» **Task to carry out**: Extract each line from the entries below that has the string "JSON" in it.

» **Stored dataset items**:
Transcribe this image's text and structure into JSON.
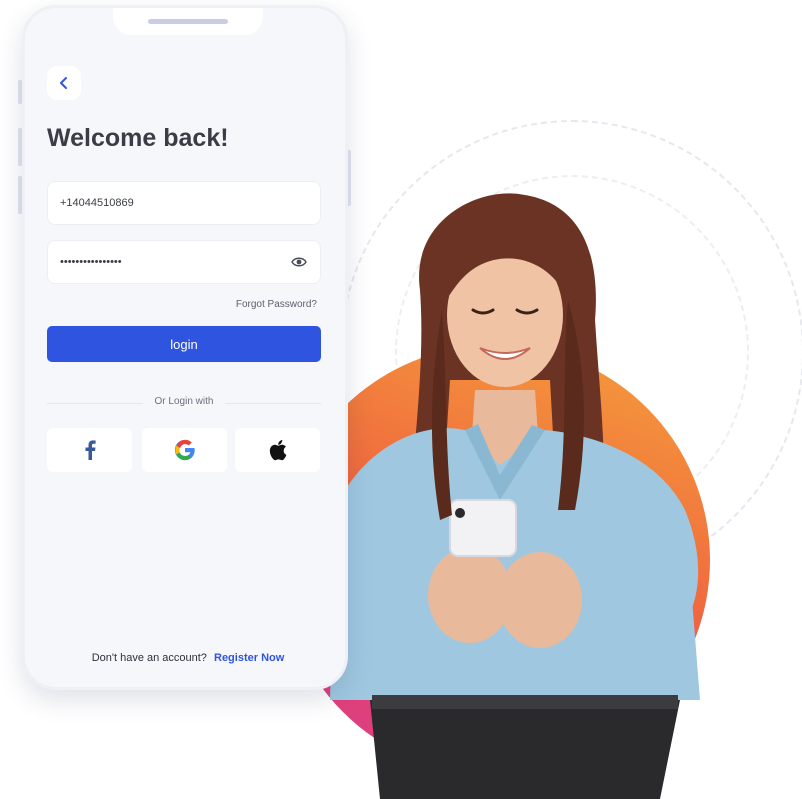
{
  "login": {
    "title": "Welcome back!",
    "phone_value": "+14044510869",
    "password_value": "••••••••••••••••",
    "forgot_password": "Forgot Password?",
    "login_button": "login",
    "or_login_with": "Or Login with",
    "no_account_text": "Don't have an account?",
    "register_link": "Register Now"
  },
  "icons": {
    "back": "chevron-left-icon",
    "password_toggle": "eye-icon",
    "social": [
      "facebook-icon",
      "google-icon",
      "apple-icon"
    ]
  },
  "colors": {
    "primary": "#2f54df",
    "title": "#3a3d46",
    "phone_bg": "#f6f7fb",
    "facebook": "#3b5998",
    "gradient_start": "#f5a13b",
    "gradient_end": "#d93f86"
  }
}
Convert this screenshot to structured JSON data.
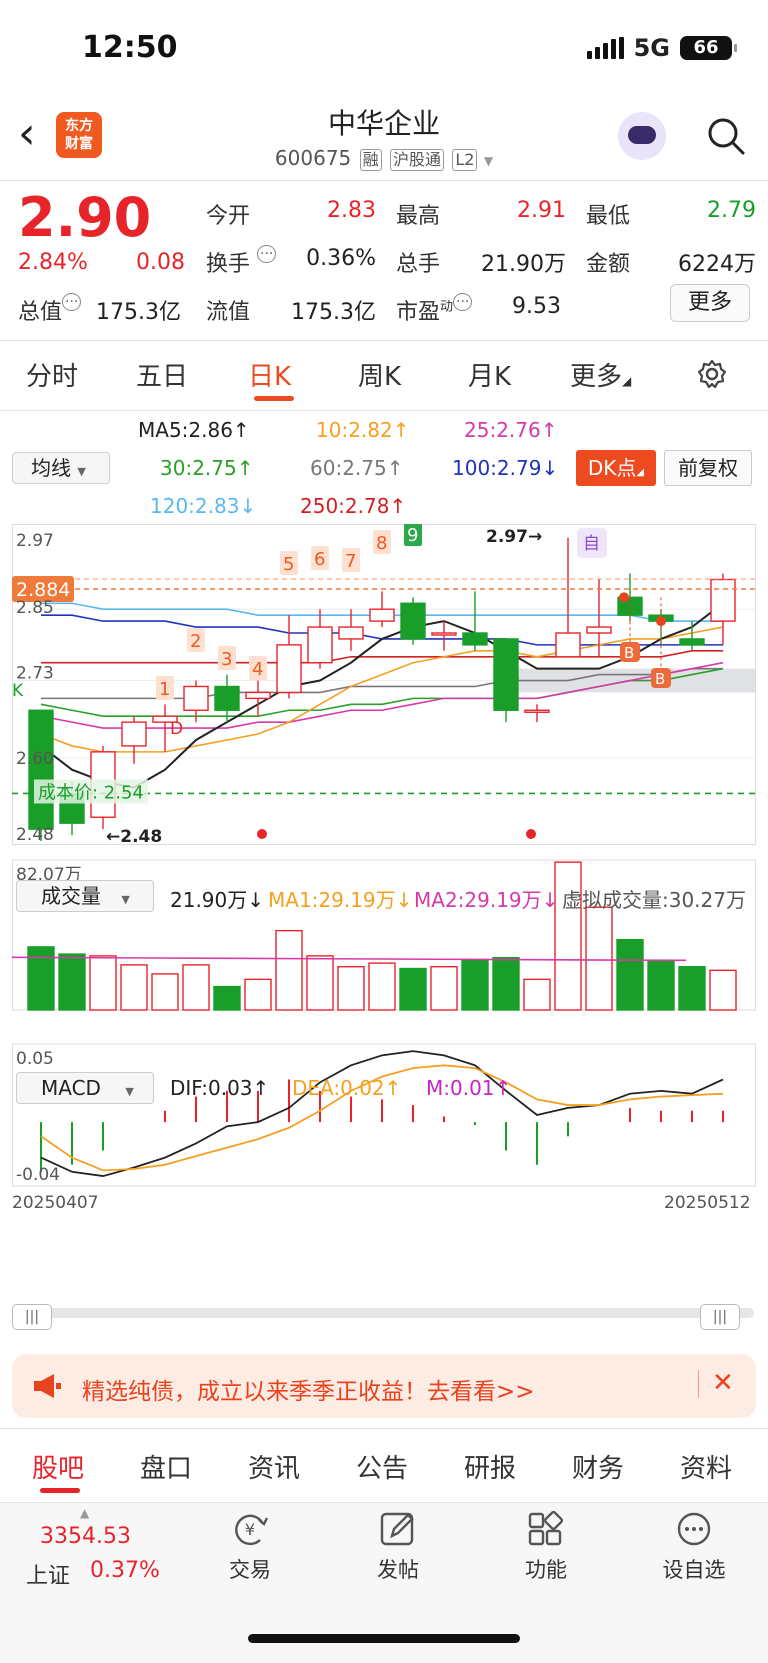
{
  "status": {
    "time": "12:50",
    "network": "5G",
    "battery": "66"
  },
  "header": {
    "logo_line1": "东方",
    "logo_line2": "财富",
    "title": "中华企业",
    "code": "600675",
    "tags": [
      "融",
      "沪股通",
      "L2"
    ]
  },
  "quote": {
    "price": "2.90",
    "change_pct": "2.84%",
    "change": "0.08",
    "rows": [
      [
        {
          "label": "今开",
          "value": "2.83",
          "color": "red"
        },
        {
          "label": "最高",
          "value": "2.91",
          "color": "red"
        },
        {
          "label": "最低",
          "value": "2.79",
          "color": "green"
        }
      ],
      [
        {
          "label": "换手",
          "value": "0.36%",
          "color": "black"
        },
        {
          "label": "总手",
          "value": "21.90万",
          "color": "black"
        },
        {
          "label": "金额",
          "value": "6224万",
          "color": "black"
        }
      ]
    ],
    "total_value_label": "总值",
    "total_value": "175.3亿",
    "float_value_label": "流值",
    "float_value": "175.3亿",
    "pe_label": "市盈",
    "pe_sup": "动",
    "pe_value": "9.53",
    "more_label": "更多"
  },
  "tabs": [
    "分时",
    "五日",
    "日K",
    "周K",
    "月K",
    "更多"
  ],
  "ma_legend": {
    "select_label": "均线",
    "ma5": "MA5:2.86↑",
    "ma10": "10:2.82↑",
    "ma25": "25:2.76↑",
    "ma30": "30:2.75↑",
    "ma60": "60:2.75↑",
    "ma100": "100:2.79↓",
    "ma120": "120:2.83↓",
    "ma250": "250:2.78↑",
    "dk_label": "DK点",
    "fq_label": "前复权"
  },
  "colors": {
    "up": "#e8242b",
    "down": "#1a9e2a",
    "accent": "#ee4a1f",
    "ma5": "#222222",
    "ma10": "#f4a020",
    "ma25": "#d63aa8",
    "ma30": "#2aa02a",
    "ma60": "#777777",
    "ma100": "#2233bb",
    "ma120": "#5bb8ee",
    "ma250": "#d42020"
  },
  "chart_data": [
    {
      "type": "candlestick",
      "y_top_label": "2.97",
      "y_mid_label": "2.73",
      "y_low_label": "2.60",
      "y_bottom_label": "2.48",
      "y_third_label": "2.85",
      "ylim": [
        2.455,
        2.99
      ],
      "current_price_tag": "2.884",
      "high_annotation": "2.97→",
      "low_annotation": "←2.48",
      "cost_label": "成本价: 2.54",
      "self_tag": "自",
      "k_tag": "K",
      "d_tag": "D",
      "b_tag": "B",
      "sequence_labels": [
        "1",
        "2",
        "3",
        "4",
        "5",
        "6",
        "7",
        "8",
        "9"
      ],
      "x_start": "20250407",
      "x_end": "20250512",
      "candles": [
        {
          "o": 2.68,
          "c": 2.48,
          "h": 2.68,
          "l": 2.46
        },
        {
          "o": 2.54,
          "c": 2.49,
          "h": 2.56,
          "l": 2.47
        },
        {
          "o": 2.5,
          "c": 2.61,
          "h": 2.62,
          "l": 2.48
        },
        {
          "o": 2.62,
          "c": 2.66,
          "h": 2.67,
          "l": 2.59
        },
        {
          "o": 2.66,
          "c": 2.67,
          "h": 2.69,
          "l": 2.61
        },
        {
          "o": 2.68,
          "c": 2.72,
          "h": 2.73,
          "l": 2.66
        },
        {
          "o": 2.72,
          "c": 2.68,
          "h": 2.74,
          "l": 2.66
        },
        {
          "o": 2.7,
          "c": 2.71,
          "h": 2.73,
          "l": 2.67
        },
        {
          "o": 2.71,
          "c": 2.79,
          "h": 2.84,
          "l": 2.7
        },
        {
          "o": 2.76,
          "c": 2.82,
          "h": 2.85,
          "l": 2.75
        },
        {
          "o": 2.8,
          "c": 2.82,
          "h": 2.85,
          "l": 2.78
        },
        {
          "o": 2.83,
          "c": 2.85,
          "h": 2.88,
          "l": 2.82
        },
        {
          "o": 2.86,
          "c": 2.8,
          "h": 2.87,
          "l": 2.79
        },
        {
          "o": 2.81,
          "c": 2.81,
          "h": 2.83,
          "l": 2.78
        },
        {
          "o": 2.81,
          "c": 2.79,
          "h": 2.88,
          "l": 2.78
        },
        {
          "o": 2.8,
          "c": 2.68,
          "h": 2.8,
          "l": 2.66
        },
        {
          "o": 2.68,
          "c": 2.68,
          "h": 2.69,
          "l": 2.66
        },
        {
          "o": 2.77,
          "c": 2.81,
          "h": 2.97,
          "l": 2.77
        },
        {
          "o": 2.81,
          "c": 2.82,
          "h": 2.9,
          "l": 2.77
        },
        {
          "o": 2.87,
          "c": 2.84,
          "h": 2.91,
          "l": 2.83
        },
        {
          "o": 2.84,
          "c": 2.83,
          "h": 2.85,
          "l": 2.79
        },
        {
          "o": 2.8,
          "c": 2.79,
          "h": 2.83,
          "l": 2.78
        },
        {
          "o": 2.83,
          "c": 2.9,
          "h": 2.91,
          "l": 2.79
        }
      ],
      "volume": {
        "select_label": "成交量",
        "current": "21.90万↓",
        "ma1": "MA1:29.19万↓",
        "ma2": "MA2:29.19万↓",
        "virtual": "虚拟成交量:30.27万",
        "max_label": "82.07万",
        "values": [
          35,
          31,
          30,
          25,
          20,
          25,
          13,
          17,
          44,
          30,
          24,
          26,
          23,
          24,
          28,
          29,
          17,
          82,
          57,
          39,
          27,
          24,
          22
        ]
      },
      "macd": {
        "select_label": "MACD",
        "dif": "DIF:0.03↑",
        "dea": "DEA:0.02↑",
        "m": "M:0.01↑",
        "top_label": "0.05",
        "bottom_label": "-0.04",
        "hist": [
          -0.035,
          -0.03,
          -0.02,
          0.0,
          0.008,
          0.018,
          0.022,
          0.022,
          0.03,
          0.022,
          0.018,
          0.016,
          0.012,
          0.004,
          -0.002,
          -0.02,
          -0.03,
          -0.01,
          0.0,
          0.01,
          0.008,
          0.008,
          0.008
        ],
        "dif_line": [
          -0.025,
          -0.035,
          -0.038,
          -0.032,
          -0.025,
          -0.015,
          -0.003,
          0.0,
          0.01,
          0.028,
          0.04,
          0.047,
          0.05,
          0.047,
          0.04,
          0.022,
          0.005,
          0.01,
          0.012,
          0.02,
          0.022,
          0.02,
          0.03
        ],
        "dea_line": [
          -0.01,
          -0.025,
          -0.034,
          -0.033,
          -0.03,
          -0.024,
          -0.018,
          -0.012,
          -0.004,
          0.008,
          0.022,
          0.032,
          0.038,
          0.04,
          0.038,
          0.028,
          0.016,
          0.012,
          0.012,
          0.016,
          0.018,
          0.019,
          0.02
        ]
      }
    }
  ],
  "promo": {
    "text": "精选纯债，成立以来季季正收益！去看看>>"
  },
  "bottom_tabs": [
    "股吧",
    "盘口",
    "资讯",
    "公告",
    "研报",
    "财务",
    "资料"
  ],
  "bottom_bar": {
    "index_value": "3354.53",
    "index_name": "上证",
    "index_pct": "0.37%",
    "buttons": [
      "交易",
      "发帖",
      "功能",
      "设自选"
    ]
  }
}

» **Result**:
Transcribe this image's text and structure into JSON.
Convert this screenshot to structured JSON data.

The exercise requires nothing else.